Today sees the final installment of my books of the year – this time it is the books that were either just published this year or are new to me and not in the 746.
Again, I tried to keep it to 5 and again I failed….
Sea of Tranquillity by Emily St John Mandel
I read Sea of Tranquillity way back in January and loved this exploration of time travel, pandemics and moon colonies. Emily St John Mandel has a really light touch with her speculative fiction, always focusing on the human aspect as much as the futuristic detail. Beginning in 1912 and spanning to the 25th century, Mandel weaves connections between her timelines and characters with consummate ease and manages the theme of pandemic in a way that doesn’t feel contrived. I was lucky to hear Emily St John Mandel speak about the novel at the Edinburgh Book Festival through their online offering where she gave great insights into her writing process.
The Anomaly by Hervé Le Tellier, translated by Adriana Hunter
I am a bit of a sucker for books with a slightly ridiculous and incredible premise and they don’t get more incredible than The Anomaly.
Air France flight AF006 from Paris to New York emerges from the turbulence of an unexpected storm to the bafflement of air traffic control, and is redirected to a secret military base. Why? Because it’s exactly the same flight as one that already landed at JFK after emerging from a storm three months ago. Not just the same flight number but the same plane, with the same people on it. Everyone on board the plane is now duplicated. Le Tellier spends the first 100 pages introducing his characters before delving into their response to now effectively having a clone. As governments, scientists and theorists gather to try to work out what has happened, Le Tellier playfully raises questions about reality, morality, religion and the sense of self, without ever sacrificing entertainment.

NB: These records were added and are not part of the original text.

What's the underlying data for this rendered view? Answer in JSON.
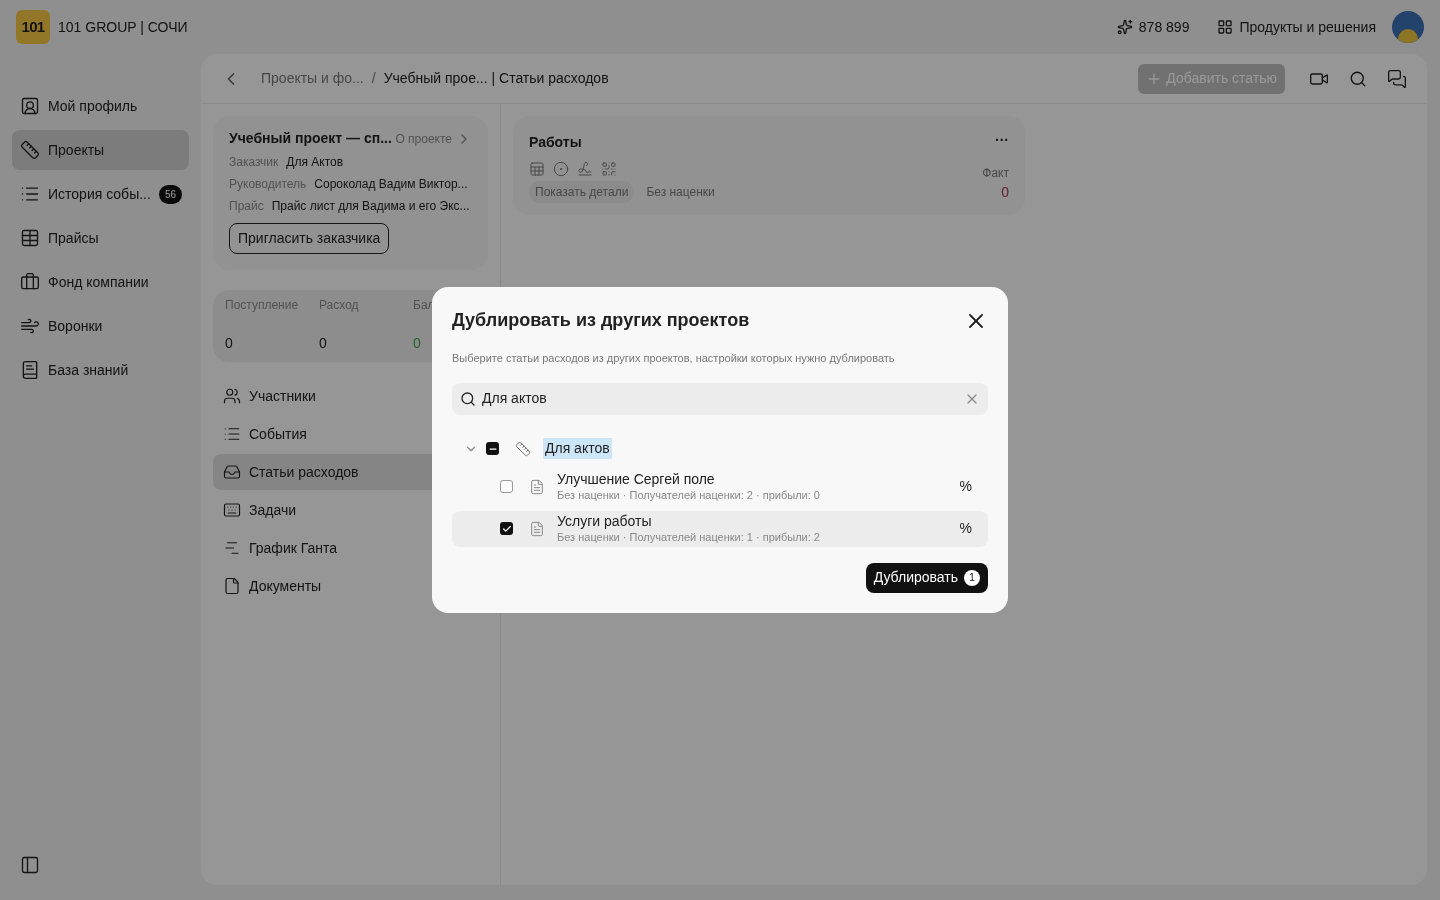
{
  "topbar": {
    "logo": "101",
    "brand": "101 GROUP | СОЧИ",
    "balance": "878 899",
    "products": "Продукты и решения"
  },
  "sidebar": {
    "items": [
      {
        "label": "Мой профиль",
        "selected": false
      },
      {
        "label": "Проекты",
        "selected": true
      },
      {
        "label": "История собы...",
        "selected": false,
        "badge": "56"
      },
      {
        "label": "Прайсы",
        "selected": false
      },
      {
        "label": "Фонд компании",
        "selected": false
      },
      {
        "label": "Воронки",
        "selected": false
      },
      {
        "label": "База знаний",
        "selected": false
      }
    ]
  },
  "header": {
    "breadcrumbs": [
      "Проекты и фо...",
      "Учебный прое... | Статьи расходов"
    ],
    "separator": "/",
    "add_button": "Добавить статью"
  },
  "project": {
    "title": "Учебный проект — сп...",
    "about": "О проекте",
    "fields": [
      {
        "label": "Заказчик",
        "value": "Для Актов"
      },
      {
        "label": "Руководитель",
        "value": "Сороколад Вадим Виктор..."
      },
      {
        "label": "Прайс",
        "value": "Прайс лист для Вадима и его Экс..."
      }
    ],
    "invite": "Пригласить заказчика"
  },
  "stats": [
    {
      "label": "Поступление",
      "value": "0",
      "kind": "plain"
    },
    {
      "label": "Расход",
      "value": "0",
      "kind": "plain"
    },
    {
      "label": "Бал",
      "value": "0",
      "kind": "positive"
    }
  ],
  "project_nav": [
    {
      "label": "Участники",
      "selected": false
    },
    {
      "label": "События",
      "selected": false
    },
    {
      "label": "Статьи расходов",
      "selected": true
    },
    {
      "label": "Задачи",
      "selected": false
    },
    {
      "label": "График Ганта",
      "selected": false
    },
    {
      "label": "Документы",
      "selected": false
    }
  ],
  "work_card": {
    "title": "Работы",
    "menu": "···",
    "tags": [
      "Показать детали",
      "Без наценки"
    ],
    "fact_label": "Факт",
    "fact_value": "0"
  },
  "dialog": {
    "title": "Дублировать из других проектов",
    "description": "Выберите статьи расходов из других проектов, настройки которых нужно дублировать",
    "search": {
      "value": "Для актов"
    },
    "tree": [
      {
        "label": "Для актов",
        "expanded": true,
        "indeterminate": true,
        "highlighted": true,
        "children": [
          {
            "title": "Улучшение Сергей поле",
            "meta": "Без наценки · Получателей наценки: 2 · прибыли: 0",
            "suffix": "%",
            "checked": false,
            "selected": false
          },
          {
            "title": "Услуги работы",
            "meta": "Без наценки · Получателей наценки: 1 · прибыли: 2",
            "suffix": "%",
            "checked": true,
            "selected": true
          }
        ]
      }
    ],
    "submit": "Дублировать",
    "count": "1"
  }
}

Notes on an Execution by Danya Kukafka
Ansel Packer is on Death Row, sentenced for the murder of three girls many years previously and his story is told from the point of view of three women whose lives he has affected – his mother, Lavender, who abandoned him as a child; his sister-in-law Hazel and Saffy, who knew Ansel as a child and was the detective responsible for his arrest.
Working from the starting point that our fascination with serial killers steals not only female lives but also female narratives, Kukafka sets out to reinstate the narratives of both the victims and their families. As the clock ticks down on Ansel Packer’s last day, his narrative is told in the second person, but is balanced by the poignant tales of the women touched by his banal evil. This is a masterful slow burn of a novel, which is perfectly structured, beautifully written and devastatingly emotional.
The Weekend by Charlotte Wood
Three women in their 70s gather to clear out the beach house of their deceased friend Sylvie. As they spend a weekend going through her things, old secrets will be uncovered and old jealousies revisited as the women are required to face a changing future together.
What I loved about this book was how Wood’s characters, despite their advancing age, were still in the messy and optimistic process of living – all still hoping to create, to move on to new challenges and to continue to be the women they have always been despite the aging process catching up with them. I thought it was a joyous read.
The Trees by Percival Everett
I read four of the six books on the Booker Prize shortlist (not the winner though!) and for my money, this was the book that should have won. A satisfying mix of satire, comedy and horror, Everett takes the subject of historical lynchings and makes it both highly funny and terrifyingly pertinent. Featuring some of the most fantastic character names I’ve read in years, The Trees bristles with wit, insight and verve and is as playful as it is deadly serious.
Trust by Hernan Diaz
I found Trust to be a really engaging and intelligent novel about how stories are told and narratives are controlled.
Set in New York in the 1920s, it tells the story of a billionaire financier and his philanthropic wife four different texts – a fictional account of their life, the draft of a biography, a writer’s account of creating that biography and finally, the diary of the financier’s wife. Each text adds depth to the story of this couple, shedding more and more pretence as it goes along until it arrives at the primary source and the true nature of their relationship is revealed. It is a stunning achievement, with vast historical sweep, striking sense of place and beautiful characterisation. For a book that goes into the minutiae of Wall Street trading, it never lags, and Diaz lays bare the myriad ways that myths are created, particularly when it comes to men throughout history. No one part of this novel tells the whole story, but each works together to create a thrilling and affecting read.
SPECIAL MENTION: Limberlost by Robbie Arnott
Ever year it is guaranteed that as soon as I create a list of my favourite books of the year, I begin to read something which surpasses everything that has gone before.
The reason Limberlost is not in my main list is because I am only halfway through, but even if I stopped now, it would still be one of my favourite reading experiences of the year. A thoughtful coming-of-age tale, Arnott eschews his usual magic realism for a lyrical and luminous prose and an economy of writing which is breathtaking. In a week where I have a lot to do, all I have wanted to do is read Limberlost.
I am a 40 something book buying addict trying to reduce the backlog one book at a time!